Earlier this week, in his racing column, On The Rails, Alan Aiken of the SCMP wrote a very good and telling piece on the HKJC’s turnover, wagering, taxes, returns, the financial pros and mainly cons of adding an extra race etc.
Without trudging the same terrain covered so well by Aitken and looking at the role of the HKJC AWAY from horse racing, what stopped us in our tracks is how much this role is not known by the public and, rarely, if at all, is showcased anywhere.
The HKJC Charities which exists because of racing and does so much for Hong Kong and the Hong Kong public is SO under-marketed that even experienced journos we know who write about this city and its government, Legco, politics, the plight of the elderly, the digging of roads, the MTR, the flight of the concords etc etc have forgotten about the role of this integral part of the Club.
It would be a real pity to have the Hong Kong government receiving the praise for this work while the HKJC is kept in its box under that taboo word called GAMBLING.
And here lies another problem: Playing the stock market, playing the property market, hell, getting married are all gambles- yet, horse racing- not betting on ANY other sport- remains the gambling pariah around the world.
It’s an albatross that horse racing has had to live with for way too long and with very outside of the industry understanding how it works- and in the case of Hong Kong- how and where and why and when the sport benefits the people of the city.
Why? Extremely poor communications, too much navel gazing and, looking at some of the recent efforts in Australia to make up for last time and connect with the new and younger generation, the ways of achieving these objectives being so bloody daft and old school that they do more harm than good.
These dopey “initiatives” like the ATC’s Let’s Get Racy campaign- what does this MEAN??? Racy??? And people laugh at Chinglish???- travel.
They make horse racing and all connected with the sport- globally- look dopey and worse than those desperate housewives we keep seeing popping up on those dumbed down American reality television series.
One really has to wonder if those working for race clubs get out much or if they’re all navel gazing together and slapping each other on their backs for jobs well done.
We come back to the HKJC which is structured like no other racing club in the world, and, yes, is a monopoly, buy for which it pays the government dearly in taxes. Year after year after year…
Alan Aitken’s piece brought this home very loudly.
But FOR these taxes paid and all the other hoops the Club has to go through and ask, “How high?” when the government says, “Jump” for being allowed to be the only game- for legalized betting- in town, where are the other ROIs- Return On Investment- for the HKJC?
Are there changes taking place to this one-sided partnership?
In today’s give and take world, is only one side giving and giving and giving and the other side doing what it’s always done as this is how it’s always been?

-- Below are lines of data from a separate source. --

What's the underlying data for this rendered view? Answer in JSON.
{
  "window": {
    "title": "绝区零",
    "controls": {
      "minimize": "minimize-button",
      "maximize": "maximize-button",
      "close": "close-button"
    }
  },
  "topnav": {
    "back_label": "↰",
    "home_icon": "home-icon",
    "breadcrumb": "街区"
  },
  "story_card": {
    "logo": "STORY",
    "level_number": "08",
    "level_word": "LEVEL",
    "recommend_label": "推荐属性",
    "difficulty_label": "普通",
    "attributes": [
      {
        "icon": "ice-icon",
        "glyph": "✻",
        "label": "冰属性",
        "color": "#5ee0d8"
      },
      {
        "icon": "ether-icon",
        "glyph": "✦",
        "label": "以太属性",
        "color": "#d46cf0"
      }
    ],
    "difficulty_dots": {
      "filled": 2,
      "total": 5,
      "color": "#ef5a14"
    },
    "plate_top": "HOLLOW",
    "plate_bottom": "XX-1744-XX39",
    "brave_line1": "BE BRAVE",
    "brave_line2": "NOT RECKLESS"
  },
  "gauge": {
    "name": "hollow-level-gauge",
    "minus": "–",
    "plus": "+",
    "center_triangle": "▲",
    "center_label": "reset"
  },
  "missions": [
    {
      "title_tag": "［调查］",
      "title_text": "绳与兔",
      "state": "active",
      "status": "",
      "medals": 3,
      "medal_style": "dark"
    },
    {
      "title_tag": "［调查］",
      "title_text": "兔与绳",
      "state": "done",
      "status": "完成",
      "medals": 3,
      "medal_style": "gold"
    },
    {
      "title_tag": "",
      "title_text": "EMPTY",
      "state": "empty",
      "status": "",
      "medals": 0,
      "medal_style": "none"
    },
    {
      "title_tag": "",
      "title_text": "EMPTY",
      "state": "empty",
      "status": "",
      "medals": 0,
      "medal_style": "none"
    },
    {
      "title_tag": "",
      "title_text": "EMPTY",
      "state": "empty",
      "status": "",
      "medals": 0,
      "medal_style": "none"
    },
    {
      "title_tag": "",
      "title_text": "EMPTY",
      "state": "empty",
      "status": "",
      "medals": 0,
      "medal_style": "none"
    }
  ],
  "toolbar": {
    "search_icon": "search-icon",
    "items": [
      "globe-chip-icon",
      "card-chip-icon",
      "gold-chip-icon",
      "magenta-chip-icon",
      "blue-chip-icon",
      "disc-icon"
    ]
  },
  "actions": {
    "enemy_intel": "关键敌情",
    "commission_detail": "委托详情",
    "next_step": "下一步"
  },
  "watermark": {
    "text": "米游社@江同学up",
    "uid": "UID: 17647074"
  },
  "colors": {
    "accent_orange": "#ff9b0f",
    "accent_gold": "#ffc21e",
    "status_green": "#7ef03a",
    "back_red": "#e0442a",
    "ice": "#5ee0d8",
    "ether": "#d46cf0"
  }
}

As times change, surely every contract must be renewed so that things are mutually beneficial and which is where negotiation skills come into play?
One would hardly expect the government to sing the praises of its biggest taxpayer and that- good grief, mama- “gambling” gives Hong Kong’s elderly, the hospitals, the arts etc.
If anything, the government would probably prefer to distance itself from the Club and adopt a Don’t Ask, Don’t Say policy and just pray to hell that no one brings the subject up.
Instead, the Government would be more than happy to just keep EVERYTHING the HKJC does for the public in its little box and hidden in the racing pages of the mainstream media and its little racing programs.
Sorry, but it’s belittling and the HKJC must ask itself if it has kept ITSELF in this box without looking outside of it, realizing its strengths, flexing its muscles and effectively communicating with those to whom horse racing remains a mug’s game and an expensive hobby for Hong Kong’s poseurs and elite?
Surely, it’s time to get rid of that meaningless “Racing For Charity” lone and, instead, wear that white hat, bring in some strong allies to the cause, and be seen as the good guy riding into town singing We Are The Champions instead of We Iz Da Chumps?
During this, The Year Of The Horse which happens to be 130th Anniversary of the HKJC, it seems the right time to change the status quo- and we don’t mean the band- and blow one’s own trumpet- especially as there is a damn good story to tell- and someone has to tell it.